Jessica Feinberg has posted to SSRN Whither the Functional Parent? Revisiting Equitable Parenthood Doctrines in Light of Same-Sex Parents’ Increased Access to Obtaining Formal Legal Parent Status, Brooklyn Law Review , Vol. 83, No. 1, 2018. Here is the abstract:

Equitable parenthood doctrines generally provide rights relating to visitation or custody to an individual who has functioned as a child’s parent, but who is not recognized as a formal parent under existing law. These doctrines have played an essential role in protecting non-biological parents raising children within same-sex relationships, a group which historically has been excluded from the traditional avenues to establishing formal legal parent status based upon biology, marriage, and adoption. Over the past thirty years, a number of jurisdictions have adopted equitable parenthood doctrines to avoid the significant harm to children and unfairness that result from treating non-biological parents raising children within same-sex relationships as legal strangers to their children. In recent years, however, formal avenues to establishing legal parent status based upon marriage and adoption increasingly have been extended to non-biological parents raising children within same-sex relationships. While these developments are laudable steps in protecting LGBT families, they leave the future of equitable parenthood doctrines in question. Courts and legislatures may conclude that the increasing expansion to non-biological parents in same-sex relationships of formal avenues to establishing legal parent status means that equity no longer requires application or adoption of equitable parenthood doctrines. In fact, in cases involving same-sex parents, several courts have already cited as a justification for declining to adopt or apply equitable parenthood doctrines the availability of a formal avenue through which the individual seeking parental rights could have established legal parent status. This article argues that it would be a serious mistake for courts and legislatures to abandon equitable parenthood doctrines.

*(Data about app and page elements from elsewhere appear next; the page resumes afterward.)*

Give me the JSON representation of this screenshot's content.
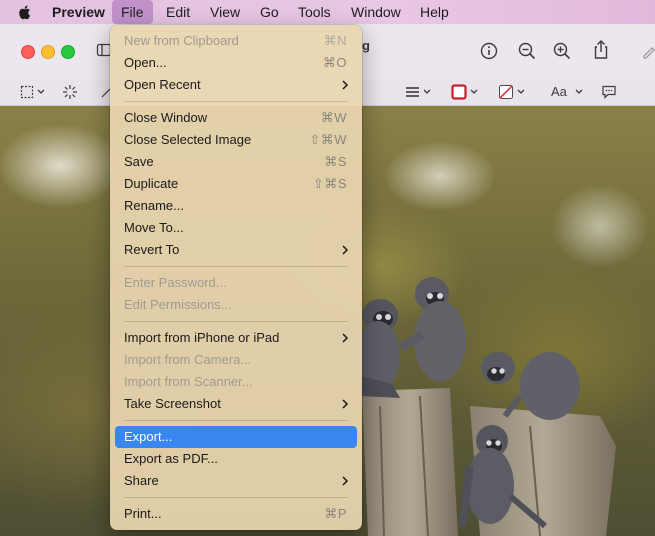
{
  "menubar": {
    "items": [
      {
        "label": "Preview"
      },
      {
        "label": "File"
      },
      {
        "label": "Edit"
      },
      {
        "label": "View"
      },
      {
        "label": "Go"
      },
      {
        "label": "Tools"
      },
      {
        "label": "Window"
      },
      {
        "label": "Help"
      }
    ]
  },
  "window": {
    "title_fragment": "g"
  },
  "file_menu": {
    "items": [
      {
        "label": "New from Clipboard",
        "shortcut": "⌘N",
        "disabled": true
      },
      {
        "label": "Open...",
        "shortcut": "⌘O"
      },
      {
        "label": "Open Recent",
        "submenu": true
      },
      {
        "label": "Close Window",
        "shortcut": "⌘W"
      },
      {
        "label": "Close Selected Image",
        "shortcut": "⇧⌘W"
      },
      {
        "label": "Save",
        "shortcut": "⌘S"
      },
      {
        "label": "Duplicate",
        "shortcut": "⇧⌘S"
      },
      {
        "label": "Rename..."
      },
      {
        "label": "Move To..."
      },
      {
        "label": "Revert To",
        "submenu": true
      },
      {
        "label": "Enter Password...",
        "disabled": true
      },
      {
        "label": "Edit Permissions...",
        "disabled": true
      },
      {
        "label": "Import from iPhone or iPad",
        "submenu": true
      },
      {
        "label": "Import from Camera...",
        "disabled": true
      },
      {
        "label": "Import from Scanner...",
        "disabled": true
      },
      {
        "label": "Take Screenshot",
        "submenu": true
      },
      {
        "label": "Export...",
        "selected": true
      },
      {
        "label": "Export as PDF..."
      },
      {
        "label": "Share",
        "submenu": true
      },
      {
        "label": "Print...",
        "shortcut": "⌘P"
      }
    ]
  },
  "toolbar": {
    "text_style_label": "Aa"
  },
  "colors": {
    "selection": "#3a86f1",
    "menubar": "#e8c7e4"
  }
}
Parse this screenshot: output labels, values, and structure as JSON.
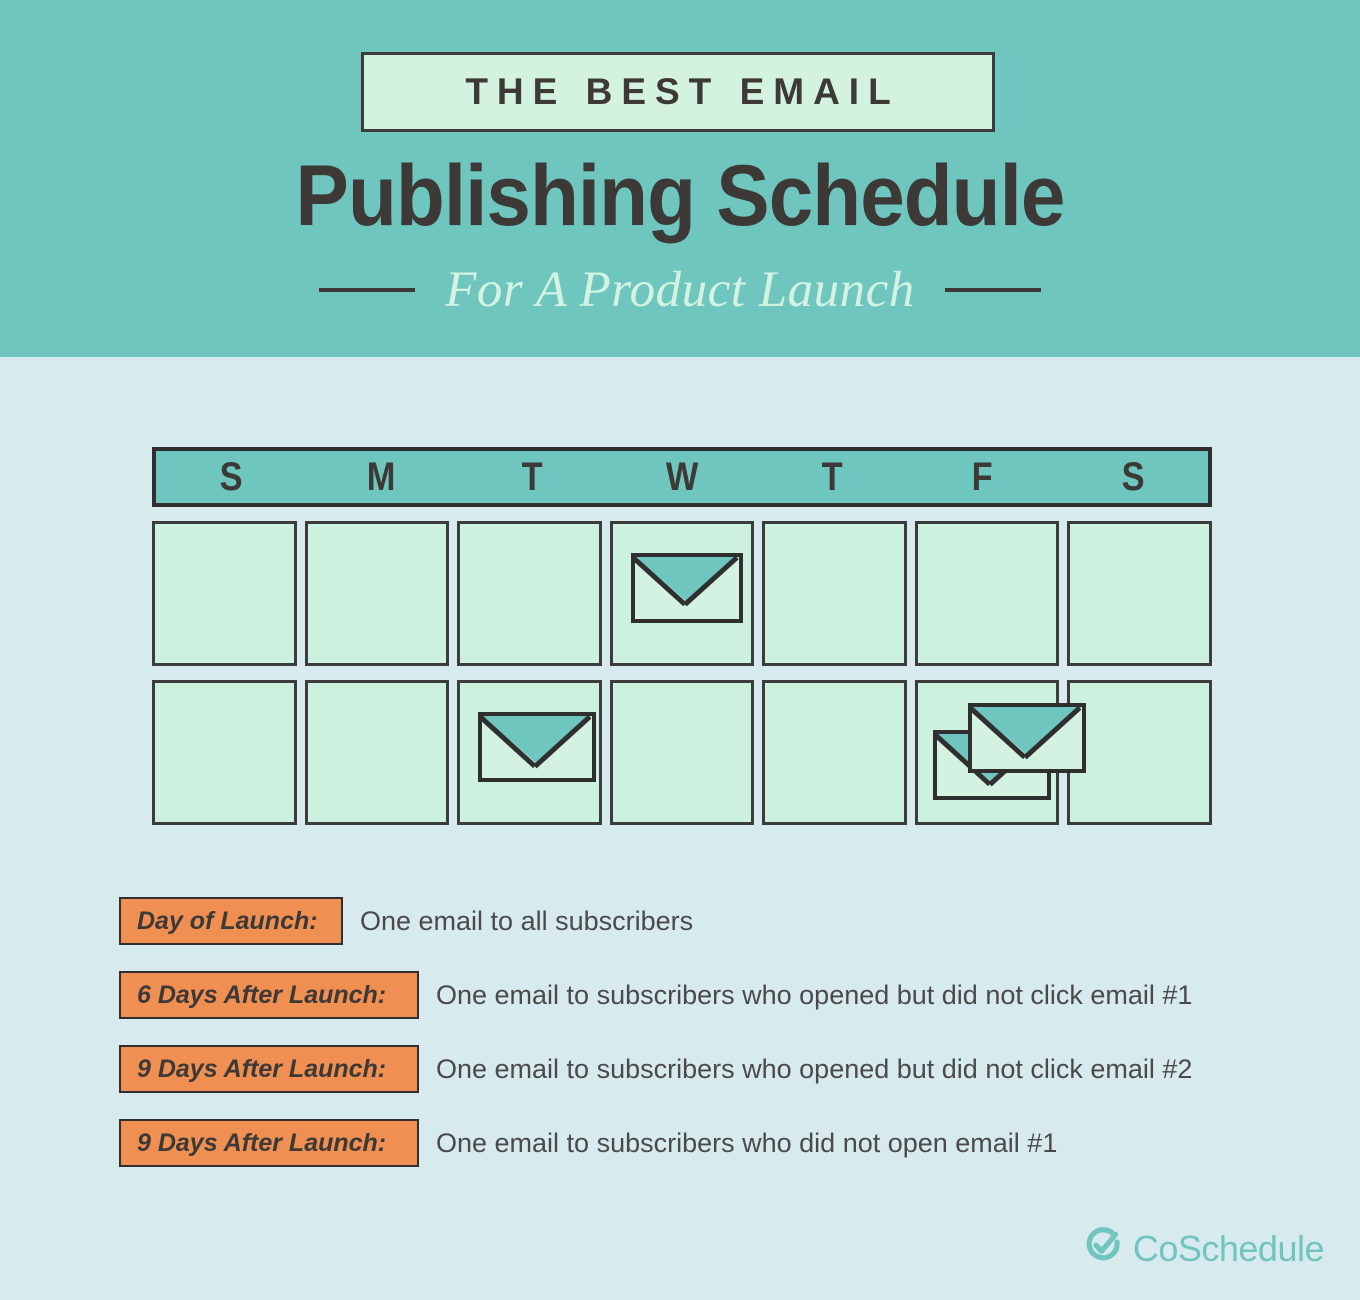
{
  "header": {
    "eyebrow": "THE BEST EMAIL",
    "title": "Publishing Schedule",
    "subtitle": "For A Product Launch",
    "band_color": "#6ec6be",
    "eyebrow_box_color": "#d4f2e0",
    "title_color": "#3c3937",
    "subtitle_color": "#d4f2e2"
  },
  "page": {
    "background_color": "#d7eaee",
    "accent_orange": "#ef8f51",
    "ink_color": "#3c3937"
  },
  "calendar": {
    "weekdays": [
      "S",
      "M",
      "T",
      "W",
      "T",
      "F",
      "S"
    ],
    "header_bar_color": "#6ec6be",
    "cell_color": "#ccf1de",
    "envelope_flap_color": "#6ec6be",
    "envelope_body_color": "#d3f2e2",
    "weeks": [
      {
        "label": "week-1",
        "days": [
          {
            "day": "S",
            "envelopes": 0
          },
          {
            "day": "M",
            "envelopes": 0
          },
          {
            "day": "T",
            "envelopes": 0
          },
          {
            "day": "W",
            "envelopes": 1
          },
          {
            "day": "T",
            "envelopes": 0
          },
          {
            "day": "F",
            "envelopes": 0
          },
          {
            "day": "S",
            "envelopes": 0
          }
        ]
      },
      {
        "label": "week-2",
        "days": [
          {
            "day": "S",
            "envelopes": 0
          },
          {
            "day": "M",
            "envelopes": 0
          },
          {
            "day": "T",
            "envelopes": 1
          },
          {
            "day": "W",
            "envelopes": 0
          },
          {
            "day": "T",
            "envelopes": 0
          },
          {
            "day": "F",
            "envelopes": 2
          },
          {
            "day": "S",
            "envelopes": 0
          }
        ]
      }
    ]
  },
  "legend": {
    "rows": [
      {
        "badge": "Day of Launch:",
        "description": "One email to all subscribers",
        "badge_width": 224
      },
      {
        "badge": "6 Days After Launch:",
        "description": "One email to subscribers who opened but did not click email #1",
        "badge_width": 300
      },
      {
        "badge": "9 Days After Launch:",
        "description": "One email to subscribers who opened but did not click email #2",
        "badge_width": 300
      },
      {
        "badge": "9 Days After Launch:",
        "description": "One email to subscribers who did not open email #1",
        "badge_width": 300
      }
    ]
  },
  "footer": {
    "brand": "CoSchedule",
    "brand_color": "#72c5be",
    "icon": "check-circle-icon"
  }
}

Regardless of the increased availability to same-sex parents of formal avenues to establishing legal parent status, equitable parenthood doctrines will remain essential in promoting one of family law’s most important goals: protecting the best interests of children.

March 31, 2018 | Permalink | Comments (0)